Managing the transition
The number of government permits issued each year could be set in consultation with an advisory board. This “labour transition board” should be temporary and include representatives from labour unions, road freight businesses, vehicle manufacturers and government. It would support the government in choosing the right policy mix to ensure that costs, benefits and risks from automated road haulage are fairly distributed.
The board could take account of various factors to ensure its recommendations maximise the potential benefits for society from driverless road freight. Balancing costs and benefits will require evidence on the evolving demand for driverless operation and developments in the labour market. If demand for the permits was high, permits would attract high prices (or be sold in large volumes), giving strong revenues for active labour market programs that year; more displaced drivers could be supported, suggesting the release of more permits could be a welfare-improving change the following year. Under this arrangement, policy makers would be specifically empowered and informed to make the trade-off.
The challenge of inequality
The approach proposed from the ITF and its partners should be seen as a risk management strategy in the face of an uncertain uptake of driverless technology. It is possible that the transition to automation in the trucking sector and elsewhere will proceed slowly and in an orderly fashion, with market forces smoothly directing unemployed drivers into new opportunities elsewhere. In such a scenario, the government’s intervention in transition would be largely unnecessary. In practice, the measures could be quickly withdrawn by issuing large numbers of permits or removing the need for permits altogether.

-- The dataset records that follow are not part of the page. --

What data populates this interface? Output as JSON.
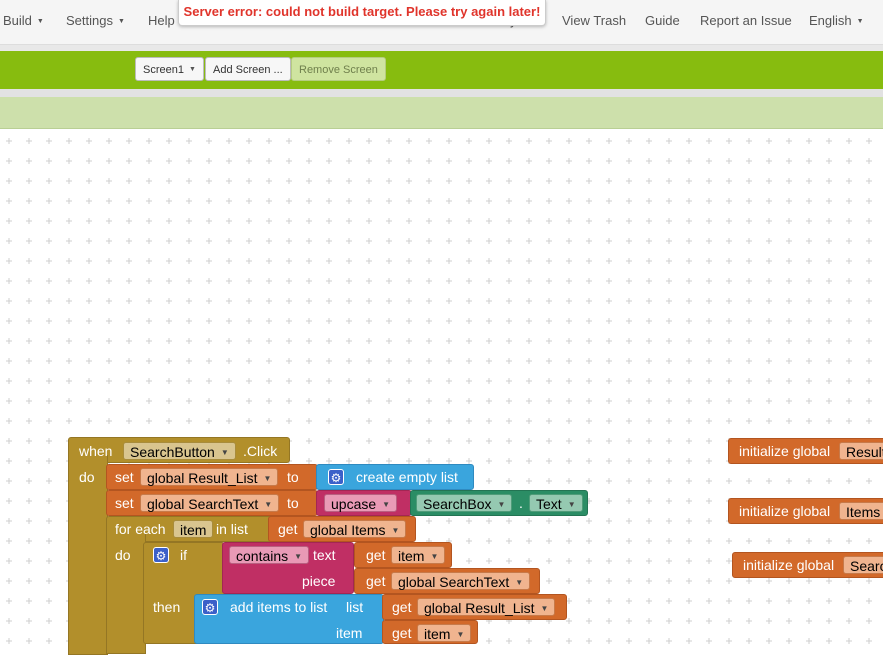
{
  "topnav": {
    "build": "Build",
    "settings": "Settings",
    "help": "Help",
    "my_projects_partial": "y",
    "view_trash": "View Trash",
    "guide": "Guide",
    "report_issue": "Report an Issue",
    "language": "English"
  },
  "error_message": "Server error: could not build target. Please try again later!",
  "designer_toolbar": {
    "screen_select": "Screen1",
    "add_screen": "Add Screen ...",
    "remove_screen": "Remove Screen"
  },
  "blocks": {
    "event": {
      "when": "when",
      "component": "SearchButton",
      "event": ".Click",
      "do": "do"
    },
    "set1": {
      "set": "set",
      "var": "global Result_List",
      "to": "to",
      "value": "create empty list"
    },
    "set2": {
      "set": "set",
      "var": "global SearchText",
      "to": "to",
      "func": "upcase",
      "component": "SearchBox",
      "dot": ".",
      "prop": "Text"
    },
    "foreach": {
      "label": "for each",
      "item": "item",
      "in_list": "in list",
      "get": "get",
      "list": "global Items",
      "do": "do"
    },
    "if_block": {
      "if": "if",
      "contains": "contains",
      "text_label": "text",
      "get": "get",
      "text_var": "item",
      "piece_label": "piece",
      "piece_var": "global SearchText",
      "then": "then"
    },
    "add_items": {
      "label": "add items to list",
      "list_label": "list",
      "get": "get",
      "list_var": "global Result_List",
      "item_label": "item",
      "item_var": "item"
    },
    "init1": {
      "label": "initialize global",
      "name": "Result_List"
    },
    "init2": {
      "label": "initialize global",
      "name": "Items"
    },
    "init3": {
      "label": "initialize global",
      "name": "SearchText"
    }
  },
  "colors": {
    "toolbar_green": "#87bc0f",
    "error_red": "#e0342b",
    "control_block": "#b28f2b",
    "variable_block": "#d2692a",
    "list_block": "#3aa5dd",
    "text_block": "#c02f64",
    "component_block": "#2b8d65"
  }
}
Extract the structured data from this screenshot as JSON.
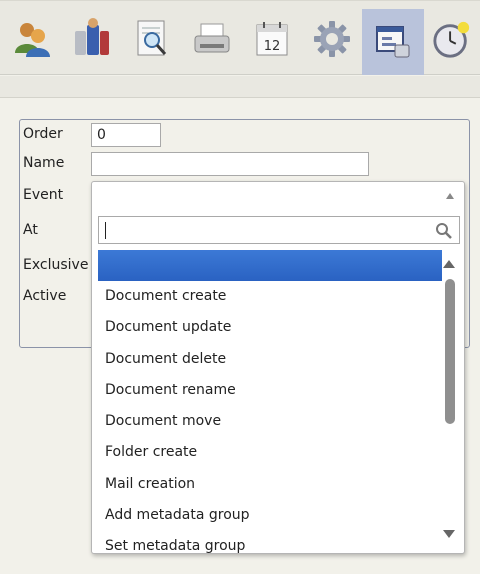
{
  "toolbar": {
    "buttons": [
      {
        "icon": "users-icon"
      },
      {
        "icon": "groups-icon"
      },
      {
        "icon": "search-document-icon"
      },
      {
        "icon": "scanner-icon"
      },
      {
        "icon": "calendar-icon",
        "day": "12"
      },
      {
        "icon": "settings-gear-icon"
      },
      {
        "icon": "automation-icon",
        "active": true
      },
      {
        "icon": "clock-icon"
      }
    ]
  },
  "form": {
    "order_label": "Order",
    "order_value": "0",
    "name_label": "Name",
    "name_value": "",
    "event_label": "Event",
    "at_label": "At",
    "exclusive_label": "Exclusive",
    "active_label": "Active"
  },
  "dropdown": {
    "search_value": "",
    "selected_index": 0,
    "options": [
      "",
      "Document create",
      "Document update",
      "Document delete",
      "Document rename",
      "Document move",
      "Folder create",
      "Mail creation",
      "Add metadata group",
      "Set metadata group"
    ]
  },
  "colors": {
    "selection": "#2f69c9",
    "active_tab": "#b9c3db",
    "panel_border": "#8b93a8"
  }
}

However, the rapid and unprecedented accumulation of computing power suggests that we may well reach a point where human labour is increasingly superseded. In such a scenario, the labour transition arrangements may well prove crucial in keeping humans in charge of their own futures before a strong set of vested interests are formed. Embedding this control into the fabric of the transition could make the adoption less risky from a social welfare perspective and more feasible from a political economy perspective. Transition arrangements for truck drivers may also help policy makers understand how to best respond to the broader challenges of inequality and underemployment that are proving difficult to tackle with existing policy settings.